__Supplied records__
○ ○ ○ ○ ○

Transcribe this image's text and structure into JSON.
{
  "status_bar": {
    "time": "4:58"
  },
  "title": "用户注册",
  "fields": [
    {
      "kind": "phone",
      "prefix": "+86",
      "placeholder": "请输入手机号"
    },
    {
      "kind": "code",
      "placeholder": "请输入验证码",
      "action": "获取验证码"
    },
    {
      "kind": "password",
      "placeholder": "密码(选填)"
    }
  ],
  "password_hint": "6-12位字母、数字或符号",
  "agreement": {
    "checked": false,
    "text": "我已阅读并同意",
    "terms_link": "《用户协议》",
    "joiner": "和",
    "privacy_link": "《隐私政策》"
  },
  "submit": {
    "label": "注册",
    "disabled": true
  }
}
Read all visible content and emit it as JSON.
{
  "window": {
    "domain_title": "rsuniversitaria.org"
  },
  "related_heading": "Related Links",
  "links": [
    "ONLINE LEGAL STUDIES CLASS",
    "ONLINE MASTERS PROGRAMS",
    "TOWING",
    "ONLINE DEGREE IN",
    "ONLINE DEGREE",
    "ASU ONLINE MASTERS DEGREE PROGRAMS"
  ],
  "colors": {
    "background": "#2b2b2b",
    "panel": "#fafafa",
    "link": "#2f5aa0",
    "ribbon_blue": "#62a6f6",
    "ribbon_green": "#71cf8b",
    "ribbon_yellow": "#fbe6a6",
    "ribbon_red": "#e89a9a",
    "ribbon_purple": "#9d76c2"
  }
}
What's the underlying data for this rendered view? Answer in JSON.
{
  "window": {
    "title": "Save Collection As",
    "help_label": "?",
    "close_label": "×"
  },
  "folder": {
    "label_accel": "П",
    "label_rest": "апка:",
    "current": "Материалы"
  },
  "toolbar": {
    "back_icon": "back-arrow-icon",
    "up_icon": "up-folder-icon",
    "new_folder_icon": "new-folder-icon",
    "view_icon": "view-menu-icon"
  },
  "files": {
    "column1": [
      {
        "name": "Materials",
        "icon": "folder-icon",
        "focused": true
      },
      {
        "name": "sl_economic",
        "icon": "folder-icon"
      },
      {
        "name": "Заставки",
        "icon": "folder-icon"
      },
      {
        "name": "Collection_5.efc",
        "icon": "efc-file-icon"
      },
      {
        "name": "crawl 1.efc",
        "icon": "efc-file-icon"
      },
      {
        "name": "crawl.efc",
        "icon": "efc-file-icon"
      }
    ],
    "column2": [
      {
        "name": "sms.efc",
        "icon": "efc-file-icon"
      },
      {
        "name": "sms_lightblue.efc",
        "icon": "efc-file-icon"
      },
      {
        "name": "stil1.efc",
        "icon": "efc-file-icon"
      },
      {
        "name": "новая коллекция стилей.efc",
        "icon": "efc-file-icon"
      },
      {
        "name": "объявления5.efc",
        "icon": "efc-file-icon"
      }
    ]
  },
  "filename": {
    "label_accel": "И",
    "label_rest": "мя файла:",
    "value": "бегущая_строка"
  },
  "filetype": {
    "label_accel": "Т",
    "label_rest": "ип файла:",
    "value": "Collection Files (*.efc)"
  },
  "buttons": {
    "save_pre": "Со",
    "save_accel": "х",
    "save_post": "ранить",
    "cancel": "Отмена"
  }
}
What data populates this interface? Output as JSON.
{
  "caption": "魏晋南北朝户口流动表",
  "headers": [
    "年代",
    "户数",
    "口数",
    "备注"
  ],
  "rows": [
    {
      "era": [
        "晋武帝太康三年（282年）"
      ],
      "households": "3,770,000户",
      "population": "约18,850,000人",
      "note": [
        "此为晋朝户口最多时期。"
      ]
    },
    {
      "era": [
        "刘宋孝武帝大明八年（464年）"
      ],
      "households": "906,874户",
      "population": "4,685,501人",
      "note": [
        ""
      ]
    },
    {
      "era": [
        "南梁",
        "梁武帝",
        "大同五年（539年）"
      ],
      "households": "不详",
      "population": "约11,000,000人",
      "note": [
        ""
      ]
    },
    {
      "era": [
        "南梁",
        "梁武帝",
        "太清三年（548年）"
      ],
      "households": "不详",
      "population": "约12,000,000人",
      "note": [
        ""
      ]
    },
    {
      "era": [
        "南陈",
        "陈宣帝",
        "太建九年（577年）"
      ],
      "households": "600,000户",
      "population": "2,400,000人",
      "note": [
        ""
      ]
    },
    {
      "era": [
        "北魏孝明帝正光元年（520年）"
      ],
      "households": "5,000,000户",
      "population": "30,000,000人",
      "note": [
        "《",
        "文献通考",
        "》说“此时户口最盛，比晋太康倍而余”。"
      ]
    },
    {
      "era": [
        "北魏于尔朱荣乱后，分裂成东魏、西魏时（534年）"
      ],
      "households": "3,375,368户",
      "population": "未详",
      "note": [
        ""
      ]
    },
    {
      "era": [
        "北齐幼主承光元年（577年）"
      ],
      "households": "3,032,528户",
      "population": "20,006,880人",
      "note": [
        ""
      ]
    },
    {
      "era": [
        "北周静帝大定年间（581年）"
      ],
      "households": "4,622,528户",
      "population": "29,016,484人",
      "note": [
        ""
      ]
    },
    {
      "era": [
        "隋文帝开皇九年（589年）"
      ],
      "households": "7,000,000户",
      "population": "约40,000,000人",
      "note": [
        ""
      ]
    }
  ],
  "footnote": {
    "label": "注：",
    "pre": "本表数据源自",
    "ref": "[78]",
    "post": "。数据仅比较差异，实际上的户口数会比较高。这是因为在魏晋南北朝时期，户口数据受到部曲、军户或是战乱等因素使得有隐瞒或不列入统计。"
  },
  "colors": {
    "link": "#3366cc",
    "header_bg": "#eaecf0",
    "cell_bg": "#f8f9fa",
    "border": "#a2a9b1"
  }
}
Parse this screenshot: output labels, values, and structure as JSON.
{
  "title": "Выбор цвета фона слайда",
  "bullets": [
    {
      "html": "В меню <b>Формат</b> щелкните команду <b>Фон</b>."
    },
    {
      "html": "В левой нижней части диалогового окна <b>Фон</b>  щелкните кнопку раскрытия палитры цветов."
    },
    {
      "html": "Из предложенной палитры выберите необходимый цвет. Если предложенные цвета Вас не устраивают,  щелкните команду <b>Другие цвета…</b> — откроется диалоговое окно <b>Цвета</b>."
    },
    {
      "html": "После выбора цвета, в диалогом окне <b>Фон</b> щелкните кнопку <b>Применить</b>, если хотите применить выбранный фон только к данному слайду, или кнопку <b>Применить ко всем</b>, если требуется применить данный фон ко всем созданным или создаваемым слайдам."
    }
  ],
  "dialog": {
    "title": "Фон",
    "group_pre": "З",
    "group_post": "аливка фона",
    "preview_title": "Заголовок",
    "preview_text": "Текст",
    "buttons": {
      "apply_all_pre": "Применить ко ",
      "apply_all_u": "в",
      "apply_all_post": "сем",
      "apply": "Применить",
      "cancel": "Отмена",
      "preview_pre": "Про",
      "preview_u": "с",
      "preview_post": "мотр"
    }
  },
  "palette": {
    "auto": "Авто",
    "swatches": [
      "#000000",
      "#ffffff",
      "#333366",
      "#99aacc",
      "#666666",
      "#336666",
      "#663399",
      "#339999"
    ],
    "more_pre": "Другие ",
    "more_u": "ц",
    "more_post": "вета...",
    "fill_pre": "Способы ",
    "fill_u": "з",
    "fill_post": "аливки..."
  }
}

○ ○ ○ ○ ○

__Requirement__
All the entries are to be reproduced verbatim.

__Answer section__
Transcribe this image's text and structure into JSON.
{
  "status_bar": {
    "time": "4:58"
  },
  "title": "用户注册",
  "fields": [
    {
      "kind": "phone",
      "prefix": "+86",
      "placeholder": "请输入手机号"
    },
    {
      "kind": "code",
      "placeholder": "请输入验证码",
      "action": "获取验证码"
    },
    {
      "kind": "password",
      "placeholder": "密码(选填)"
    }
  ],
  "password_hint": "6-12位字母、数字或符号",
  "agreement": {
    "checked": false,
    "text": "我已阅读并同意",
    "terms_link": "《用户协议》",
    "joiner": "和",
    "privacy_link": "《隐私政策》"
  },
  "submit": {
    "label": "注册",
    "disabled": true
  }
}
Read all visible content and emit it as JSON.
{
  "window": {
    "domain_title": "rsuniversitaria.org"
  },
  "related_heading": "Related Links",
  "links": [
    "ONLINE LEGAL STUDIES CLASS",
    "ONLINE MASTERS PROGRAMS",
    "TOWING",
    "ONLINE DEGREE IN",
    "ONLINE DEGREE",
    "ASU ONLINE MASTERS DEGREE PROGRAMS"
  ],
  "colors": {
    "background": "#2b2b2b",
    "panel": "#fafafa",
    "link": "#2f5aa0",
    "ribbon_blue": "#62a6f6",
    "ribbon_green": "#71cf8b",
    "ribbon_yellow": "#fbe6a6",
    "ribbon_red": "#e89a9a",
    "ribbon_purple": "#9d76c2"
  }
}
What's the underlying data for this rendered view? Answer in JSON.
{
  "window": {
    "title": "Save Collection As",
    "help_label": "?",
    "close_label": "×"
  },
  "folder": {
    "label_accel": "П",
    "label_rest": "апка:",
    "current": "Материалы"
  },
  "toolbar": {
    "back_icon": "back-arrow-icon",
    "up_icon": "up-folder-icon",
    "new_folder_icon": "new-folder-icon",
    "view_icon": "view-menu-icon"
  },
  "files": {
    "column1": [
      {
        "name": "Materials",
        "icon": "folder-icon",
        "focused": true
      },
      {
        "name": "sl_economic",
        "icon": "folder-icon"
      },
      {
        "name": "Заставки",
        "icon": "folder-icon"
      },
      {
        "name": "Collection_5.efc",
        "icon": "efc-file-icon"
      },
      {
        "name": "crawl 1.efc",
        "icon": "efc-file-icon"
      },
      {
        "name": "crawl.efc",
        "icon": "efc-file-icon"
      }
    ],
    "column2": [
      {
        "name": "sms.efc",
        "icon": "efc-file-icon"
      },
      {
        "name": "sms_lightblue.efc",
        "icon": "efc-file-icon"
      },
      {
        "name": "stil1.efc",
        "icon": "efc-file-icon"
      },
      {
        "name": "новая коллекция стилей.efc",
        "icon": "efc-file-icon"
      },
      {
        "name": "объявления5.efc",
        "icon": "efc-file-icon"
      }
    ]
  },
  "filename": {
    "label_accel": "И",
    "label_rest": "мя файла:",
    "value": "бегущая_строка"
  },
  "filetype": {
    "label_accel": "Т",
    "label_rest": "ип файла:",
    "value": "Collection Files (*.efc)"
  },
  "buttons": {
    "save_pre": "Со",
    "save_accel": "х",
    "save_post": "ранить",
    "cancel": "Отмена"
  }
}
What data populates this interface? Output as JSON.
{
  "caption": "魏晋南北朝户口流动表",
  "headers": [
    "年代",
    "户数",
    "口数",
    "备注"
  ],
  "rows": [
    {
      "era": [
        "晋武帝太康三年（282年）"
      ],
      "households": "3,770,000户",
      "population": "约18,850,000人",
      "note": [
        "此为晋朝户口最多时期。"
      ]
    },
    {
      "era": [
        "刘宋孝武帝大明八年（464年）"
      ],
      "households": "906,874户",
      "population": "4,685,501人",
      "note": [
        ""
      ]
    },
    {
      "era": [
        "南梁",
        "梁武帝",
        "大同五年（539年）"
      ],
      "households": "不详",
      "population": "约11,000,000人",
      "note": [
        ""
      ]
    },
    {
      "era": [
        "南梁",
        "梁武帝",
        "太清三年（548年）"
      ],
      "households": "不详",
      "population": "约12,000,000人",
      "note": [
        ""
      ]
    },
    {
      "era": [
        "南陈",
        "陈宣帝",
        "太建九年（577年）"
      ],
      "households": "600,000户",
      "population": "2,400,000人",
      "note": [
        ""
      ]
    },
    {
      "era": [
        "北魏孝明帝正光元年（520年）"
      ],
      "households": "5,000,000户",
      "population": "30,000,000人",
      "note": [
        "《",
        "文献通考",
        "》说“此时户口最盛，比晋太康倍而余”。"
      ]
    },
    {
      "era": [
        "北魏于尔朱荣乱后，分裂成东魏、西魏时（534年）"
      ],
      "households": "3,375,368户",
      "population": "未详",
      "note": [
        ""
      ]
    },
    {
      "era": [
        "北齐幼主承光元年（577年）"
      ],
      "households": "3,032,528户",
      "population": "20,006,880人",
      "note": [
        ""
      ]
    },
    {
      "era": [
        "北周静帝大定年间（581年）"
      ],
      "households": "4,622,528户",
      "population": "29,016,484人",
      "note": [
        ""
      ]
    },
    {
      "era": [
        "隋文帝开皇九年（589年）"
      ],
      "households": "7,000,000户",
      "population": "约40,000,000人",
      "note": [
        ""
      ]
    }
  ],
  "footnote": {
    "label": "注：",
    "pre": "本表数据源自",
    "ref": "[78]",
    "post": "。数据仅比较差异，实际上的户口数会比较高。这是因为在魏晋南北朝时期，户口数据受到部曲、军户或是战乱等因素使得有隐瞒或不列入统计。"
  },
  "colors": {
    "link": "#3366cc",
    "header_bg": "#eaecf0",
    "cell_bg": "#f8f9fa",
    "border": "#a2a9b1"
  }
}
Parse this screenshot: output labels, values, and structure as JSON.
{
  "title": "Выбор цвета фона слайда",
  "bullets": [
    {
      "html": "В меню <b>Формат</b> щелкните команду <b>Фон</b>."
    },
    {
      "html": "В левой нижней части диалогового окна <b>Фон</b>  щелкните кнопку раскрытия палитры цветов."
    },
    {
      "html": "Из предложенной палитры выберите необходимый цвет. Если предложенные цвета Вас не устраивают,  щелкните команду <b>Другие цвета…</b> — откроется диалоговое окно <b>Цвета</b>."
    },
    {
      "html": "После выбора цвета, в диалогом окне <b>Фон</b> щелкните кнопку <b>Применить</b>, если хотите применить выбранный фон только к данному слайду, или кнопку <b>Применить ко всем</b>, если требуется применить данный фон ко всем созданным или создаваемым слайдам."
    }
  ],
  "dialog": {
    "title": "Фон",
    "group_pre": "З",
    "group_post": "аливка фона",
    "preview_title": "Заголовок",
    "preview_text": "Текст",
    "buttons": {
      "apply_all_pre": "Применить ко ",
      "apply_all_u": "в",
      "apply_all_post": "сем",
      "apply": "Применить",
      "cancel": "Отмена",
      "preview_pre": "Про",
      "preview_u": "с",
      "preview_post": "мотр"
    }
  },
  "palette": {
    "auto": "Авто",
    "swatches": [
      "#000000",
      "#ffffff",
      "#333366",
      "#99aacc",
      "#666666",
      "#336666",
      "#663399",
      "#339999"
    ],
    "more_pre": "Другие ",
    "more_u": "ц",
    "more_post": "вета...",
    "fill_pre": "Способы ",
    "fill_u": "з",
    "fill_post": "аливки..."
  }
}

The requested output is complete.